- Brief:
What must be written out is each line from the one holding "Extract the structured" through the end of the records, word for word, minus any pictures.
-- -- --
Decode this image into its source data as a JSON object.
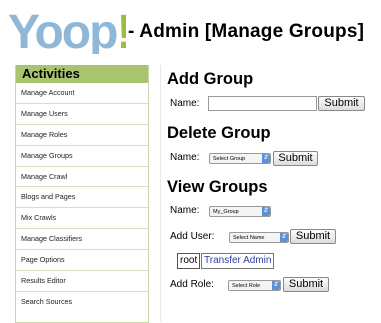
{
  "header": {
    "logo_text": "Yoop!",
    "title": "- Admin [Manage Groups]"
  },
  "sidebar": {
    "heading": "Activities",
    "items": [
      "Manage Account",
      "Manage Users",
      "Manage Roles",
      "Manage Groups",
      "Manage Crawl",
      "Blogs and Pages",
      "Mix Crawls",
      "Manage Classifiers",
      "Page Options",
      "Results Editor",
      "Search Sources"
    ]
  },
  "add_group": {
    "heading": "Add Group",
    "name_label": "Name:",
    "name_value": "",
    "submit_label": "Submit"
  },
  "delete_group": {
    "heading": "Delete Group",
    "name_label": "Name:",
    "select_value": "Select Group",
    "submit_label": "Submit"
  },
  "view_groups": {
    "heading": "View Groups",
    "name_label": "Name:",
    "group_select_value": "My_Group",
    "add_user_label": "Add User:",
    "user_select_value": "Select Name",
    "add_user_submit_label": "Submit",
    "member_name": "root",
    "transfer_admin_label": "Transfer Admin",
    "add_role_label": "Add Role:",
    "role_select_value": "Select Role",
    "add_role_submit_label": "Submit"
  },
  "colors": {
    "logo_blue": "#8fb8d8",
    "logo_green": "#9bbf3a",
    "sidebar_header": "#a9c46e",
    "link": "#2a3fa8"
  }
}
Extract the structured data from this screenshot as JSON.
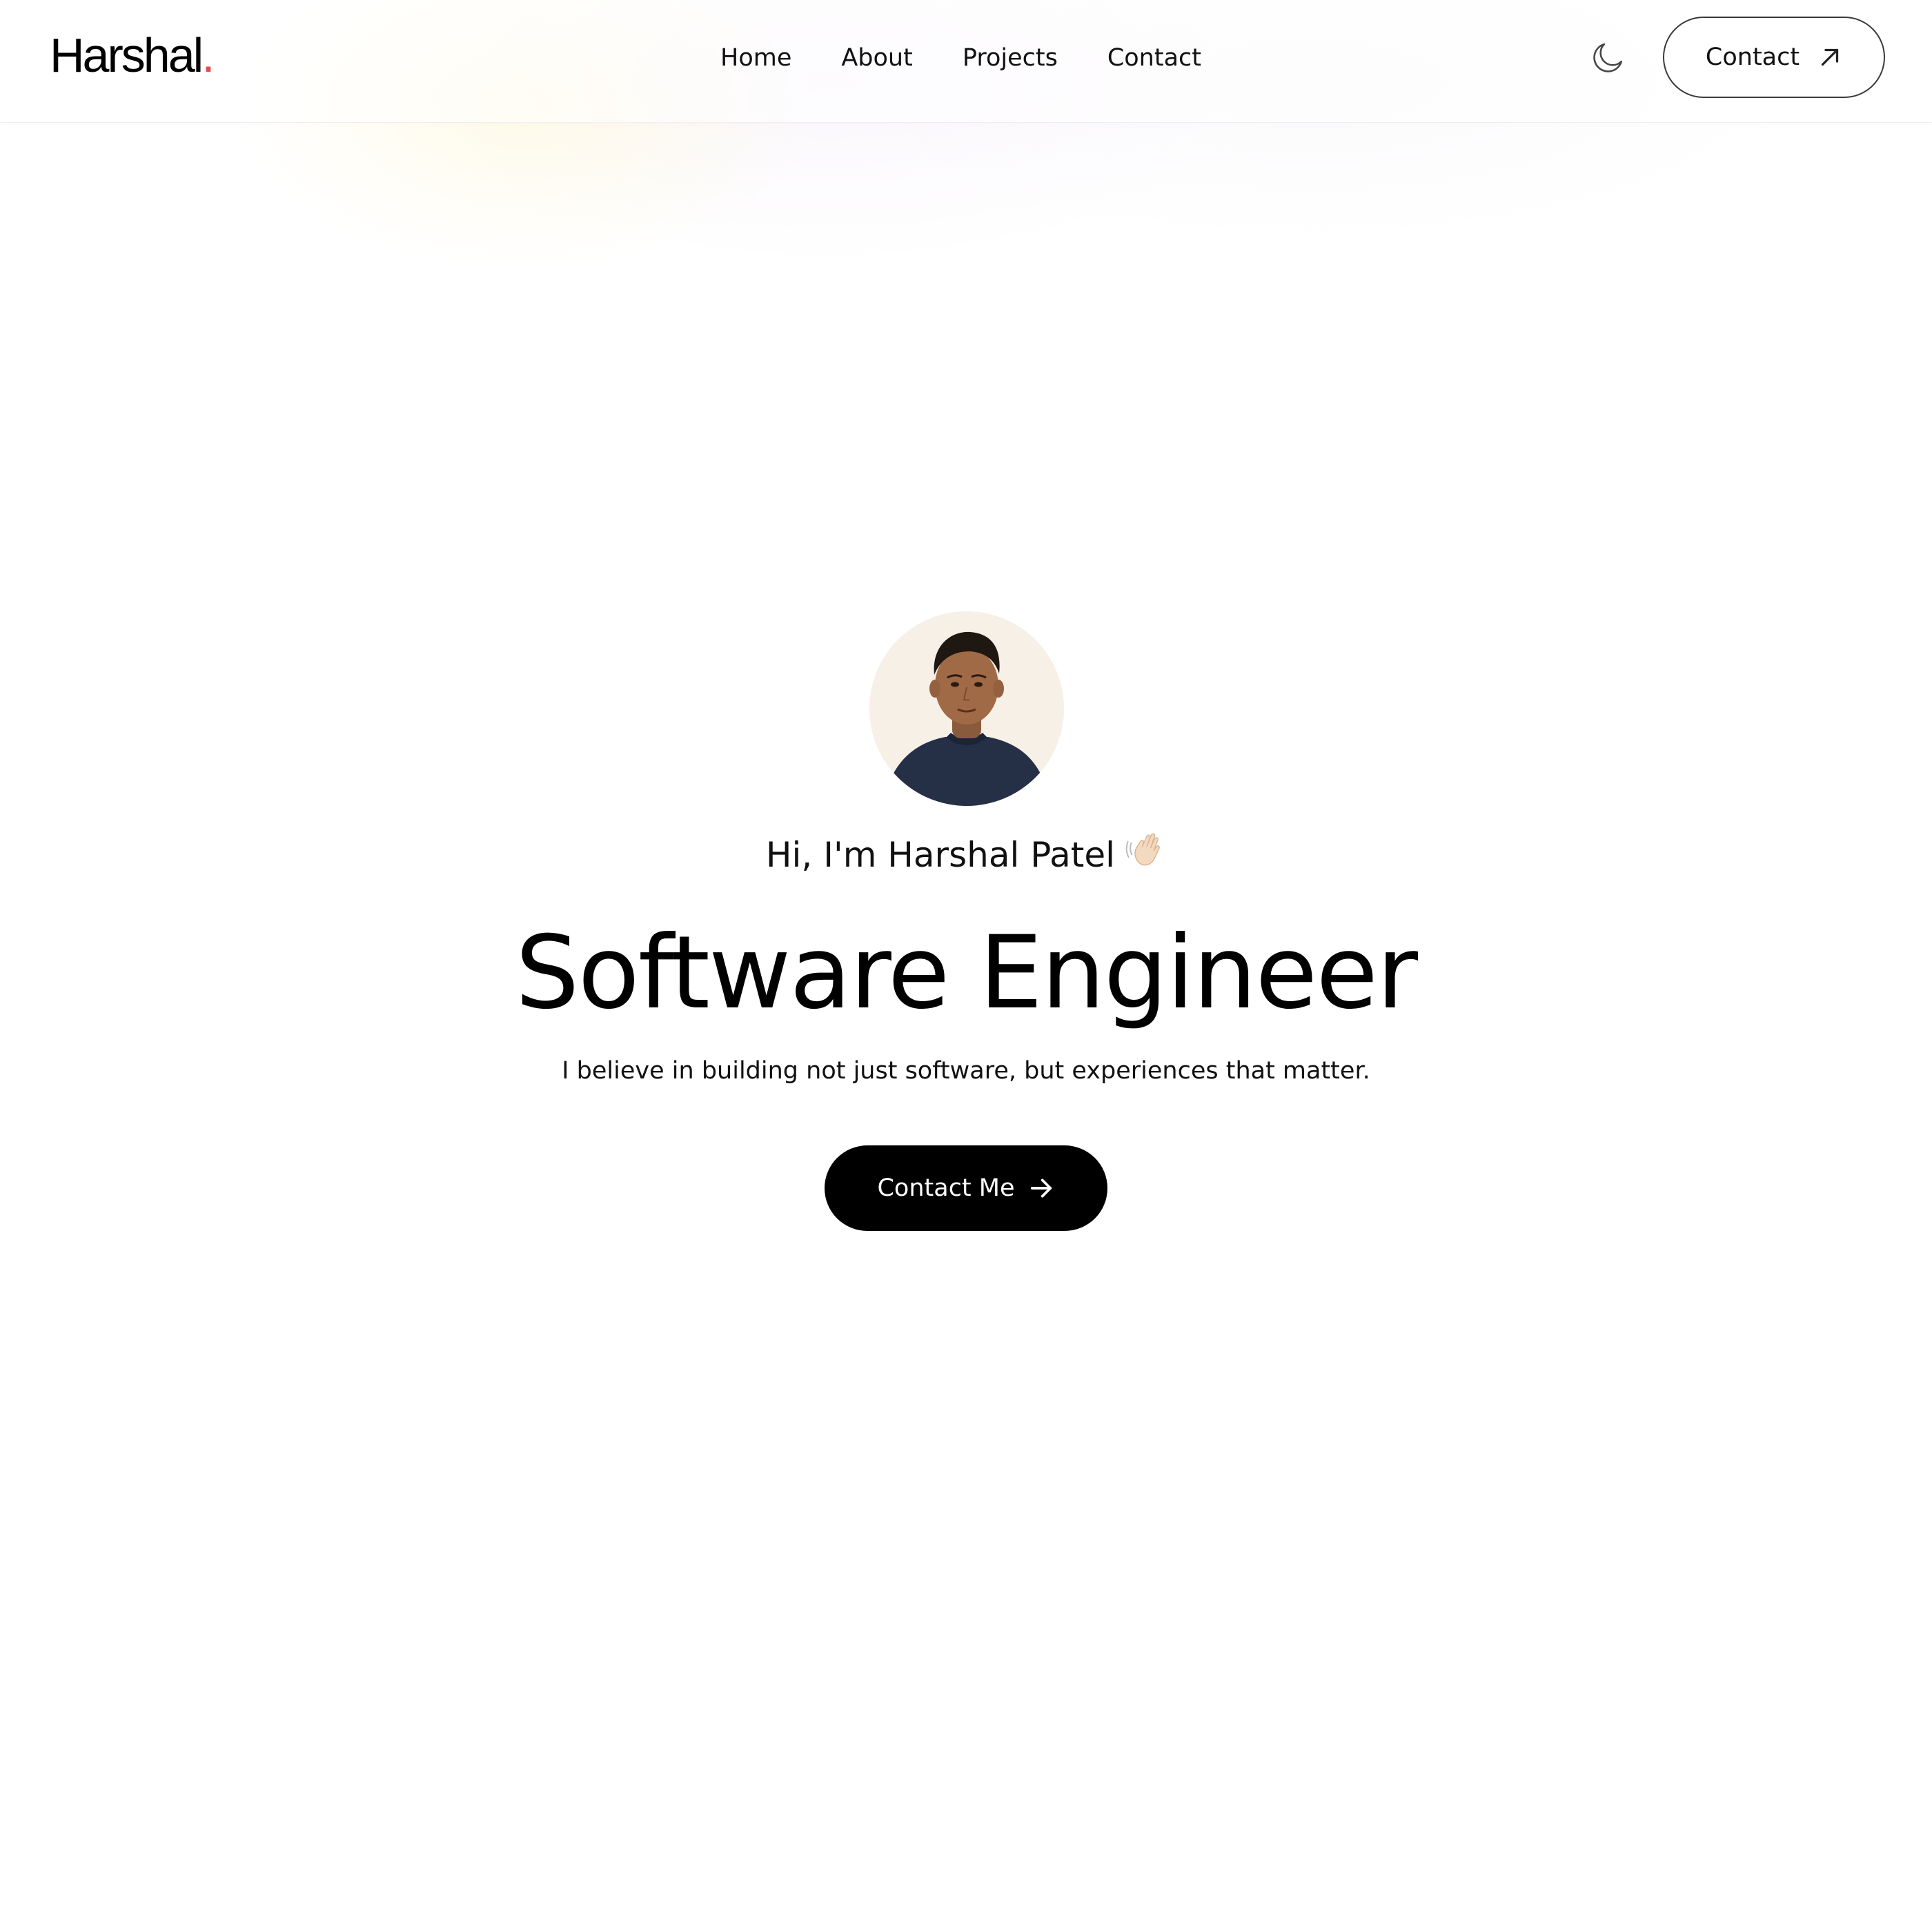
{
  "brand": {
    "name": "Harshal",
    "dot": ".",
    "dot_color": "#e5484d"
  },
  "nav": {
    "links": [
      {
        "label": "Home"
      },
      {
        "label": "About"
      },
      {
        "label": "Projects"
      },
      {
        "label": "Contact"
      }
    ],
    "theme_toggle_icon": "moon-icon",
    "contact_button": {
      "label": "Contact",
      "icon": "arrow-up-right-icon"
    }
  },
  "hero": {
    "avatar_icon": "profile-photo",
    "greeting": "Hi, I'm Harshal Patel",
    "greeting_icon": "waving-hand-icon",
    "title": "Software Engineer",
    "tagline": "I believe in building not just software, but experiences that matter.",
    "cta": {
      "label": "Contact Me",
      "icon": "arrow-right-icon"
    }
  },
  "colors": {
    "background": "#ffffff",
    "text": "#000000",
    "cta_background": "#000000",
    "cta_text": "#ffffff",
    "button_border": "#3a3a3a",
    "avatar_background": "#f6f0e7"
  }
}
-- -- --
- The completed task:
Extract the structured data from this screenshot as JSON.
{
  "brand": {
    "name": "Harshal",
    "dot": ".",
    "dot_color": "#e5484d"
  },
  "nav": {
    "links": [
      {
        "label": "Home"
      },
      {
        "label": "About"
      },
      {
        "label": "Projects"
      },
      {
        "label": "Contact"
      }
    ],
    "theme_toggle_icon": "moon-icon",
    "contact_button": {
      "label": "Contact",
      "icon": "arrow-up-right-icon"
    }
  },
  "hero": {
    "avatar_icon": "profile-photo",
    "greeting": "Hi, I'm Harshal Patel",
    "greeting_icon": "waving-hand-icon",
    "title": "Software Engineer",
    "tagline": "I believe in building not just software, but experiences that matter.",
    "cta": {
      "label": "Contact Me",
      "icon": "arrow-right-icon"
    }
  },
  "colors": {
    "background": "#ffffff",
    "text": "#000000",
    "cta_background": "#000000",
    "cta_text": "#ffffff",
    "button_border": "#3a3a3a",
    "avatar_background": "#f6f0e7"
  }
}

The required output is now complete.